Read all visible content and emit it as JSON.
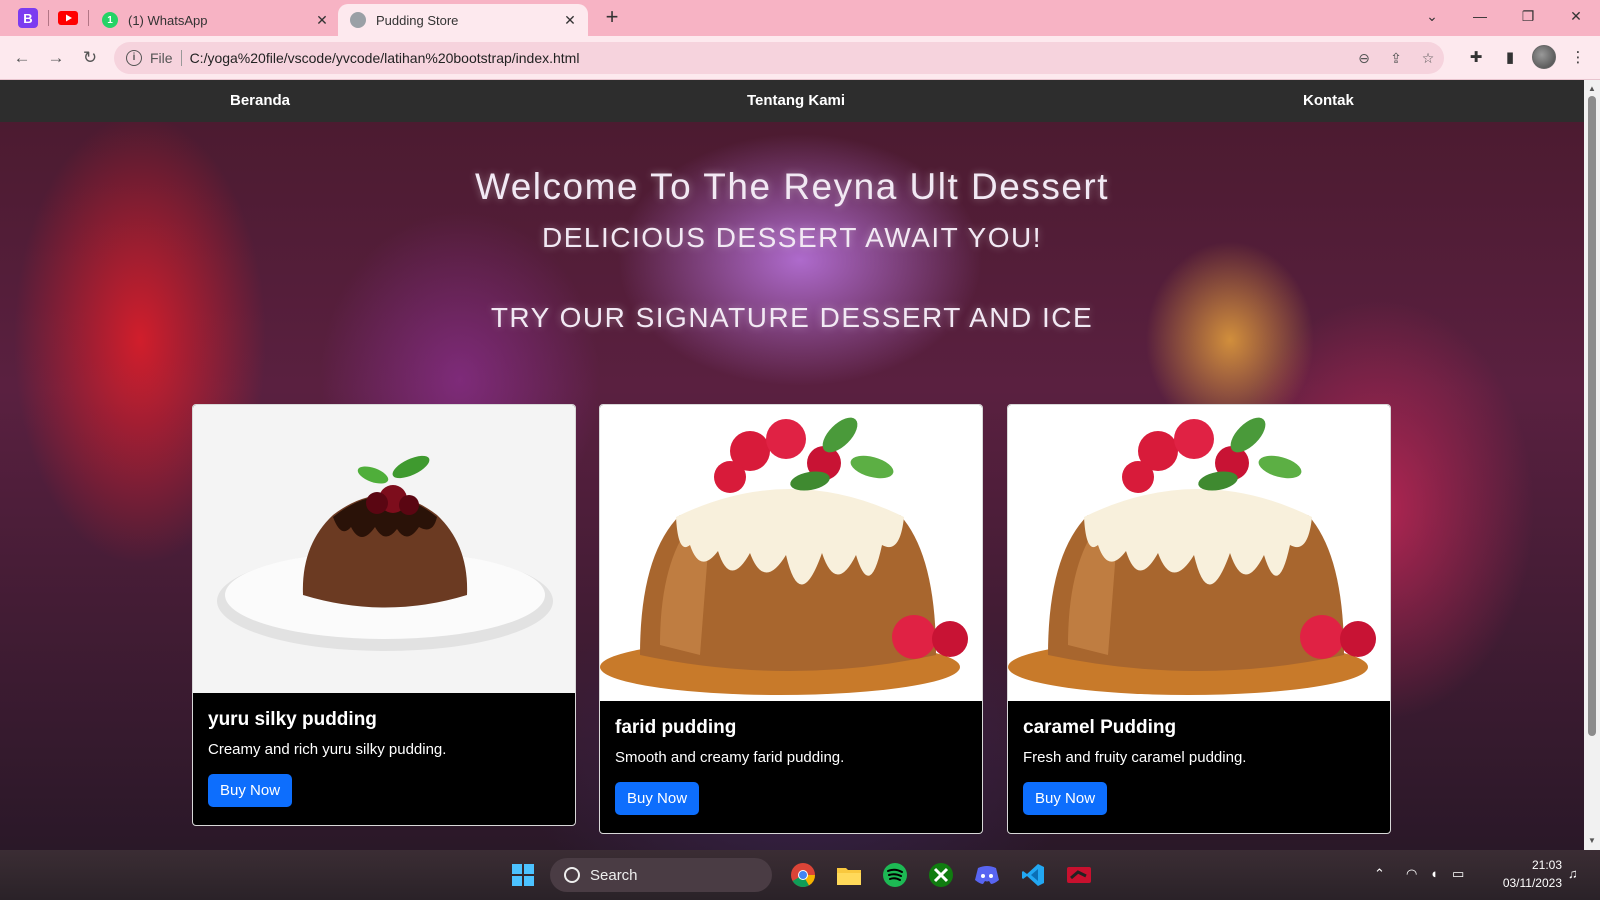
{
  "browser": {
    "tabs": [
      {
        "label": "(1) WhatsApp",
        "close": "✕"
      },
      {
        "label": "Pudding Store",
        "close": "✕"
      }
    ],
    "new_tab": "+",
    "address": {
      "scheme": "File",
      "url": "C:/yoga%20file/vscode/yvcode/latihan%20bootstrap/index.html"
    }
  },
  "site": {
    "nav": [
      "Beranda",
      "Tentang Kami",
      "Kontak"
    ],
    "hero": {
      "title": "Welcome To The Reyna Ult Dessert",
      "subtitle1": "DELICIOUS DESSERT AWAIT YOU!",
      "subtitle2": "TRY OUR SIGNATURE DESSERT AND ICE"
    },
    "cards": [
      {
        "title": "yuru silky pudding",
        "text": "Creamy and rich yuru silky pudding.",
        "button": "Buy Now"
      },
      {
        "title": "farid pudding",
        "text": "Smooth and creamy farid pudding.",
        "button": "Buy Now"
      },
      {
        "title": "caramel Pudding",
        "text": "Fresh and fruity caramel pudding.",
        "button": "Buy Now"
      }
    ],
    "accent_color": "#0d6efd"
  },
  "taskbar": {
    "search_label": "Search",
    "time": "21:03",
    "date": "03/11/2023"
  }
}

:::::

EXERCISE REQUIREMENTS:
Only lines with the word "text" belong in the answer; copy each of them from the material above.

WRITTEN RESPONSE:
        "text": "Creamy and rich yuru silky pudding.",
        "text": "Smooth and creamy farid pudding.",
        "text": "Fresh and fruity caramel pudding.",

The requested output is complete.